Search term "truck": copy each line of the records that contains it.

Entries from a dataset of interfaces
═══
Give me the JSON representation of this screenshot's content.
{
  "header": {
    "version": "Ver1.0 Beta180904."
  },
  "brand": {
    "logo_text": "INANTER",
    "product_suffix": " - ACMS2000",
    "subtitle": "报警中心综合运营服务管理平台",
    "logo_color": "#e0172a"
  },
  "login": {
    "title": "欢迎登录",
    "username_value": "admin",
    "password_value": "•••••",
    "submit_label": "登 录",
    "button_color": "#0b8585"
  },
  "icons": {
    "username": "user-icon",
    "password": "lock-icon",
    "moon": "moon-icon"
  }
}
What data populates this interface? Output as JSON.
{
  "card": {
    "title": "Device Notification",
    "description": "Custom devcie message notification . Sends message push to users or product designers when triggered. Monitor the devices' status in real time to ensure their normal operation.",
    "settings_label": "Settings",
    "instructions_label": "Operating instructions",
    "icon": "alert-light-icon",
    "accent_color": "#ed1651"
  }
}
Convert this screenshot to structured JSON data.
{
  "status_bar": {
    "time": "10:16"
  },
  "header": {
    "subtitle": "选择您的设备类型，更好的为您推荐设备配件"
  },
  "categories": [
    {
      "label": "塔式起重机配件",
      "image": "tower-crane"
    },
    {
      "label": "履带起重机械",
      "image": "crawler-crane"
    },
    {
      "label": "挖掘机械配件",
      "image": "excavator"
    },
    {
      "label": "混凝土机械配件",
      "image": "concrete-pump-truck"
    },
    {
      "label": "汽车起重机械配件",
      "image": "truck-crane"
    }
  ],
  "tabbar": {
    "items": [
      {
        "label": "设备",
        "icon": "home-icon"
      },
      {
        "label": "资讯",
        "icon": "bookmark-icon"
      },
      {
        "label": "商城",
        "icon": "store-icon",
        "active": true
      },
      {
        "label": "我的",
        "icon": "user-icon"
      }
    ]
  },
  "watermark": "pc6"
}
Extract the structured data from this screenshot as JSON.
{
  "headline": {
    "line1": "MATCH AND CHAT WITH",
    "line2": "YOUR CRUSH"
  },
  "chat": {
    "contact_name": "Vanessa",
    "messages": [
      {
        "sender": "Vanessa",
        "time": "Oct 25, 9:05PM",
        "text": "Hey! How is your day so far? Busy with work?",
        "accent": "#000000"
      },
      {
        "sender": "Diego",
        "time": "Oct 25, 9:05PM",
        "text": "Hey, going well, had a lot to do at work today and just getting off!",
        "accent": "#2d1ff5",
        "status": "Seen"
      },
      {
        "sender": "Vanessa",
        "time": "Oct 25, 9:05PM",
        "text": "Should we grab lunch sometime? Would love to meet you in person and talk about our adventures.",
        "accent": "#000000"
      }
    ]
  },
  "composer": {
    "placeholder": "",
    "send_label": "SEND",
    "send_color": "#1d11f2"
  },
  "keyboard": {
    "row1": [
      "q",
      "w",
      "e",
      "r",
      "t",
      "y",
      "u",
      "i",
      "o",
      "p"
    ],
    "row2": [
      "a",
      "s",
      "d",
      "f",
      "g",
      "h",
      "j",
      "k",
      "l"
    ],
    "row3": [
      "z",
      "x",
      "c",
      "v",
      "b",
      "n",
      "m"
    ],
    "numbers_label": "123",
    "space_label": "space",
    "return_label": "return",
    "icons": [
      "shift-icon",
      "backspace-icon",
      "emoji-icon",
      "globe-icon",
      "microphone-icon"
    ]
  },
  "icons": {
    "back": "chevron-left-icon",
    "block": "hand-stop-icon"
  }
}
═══
#### [FINAL ANSWER]
      "image": "concrete-pump-truck"
      "image": "truck-crane"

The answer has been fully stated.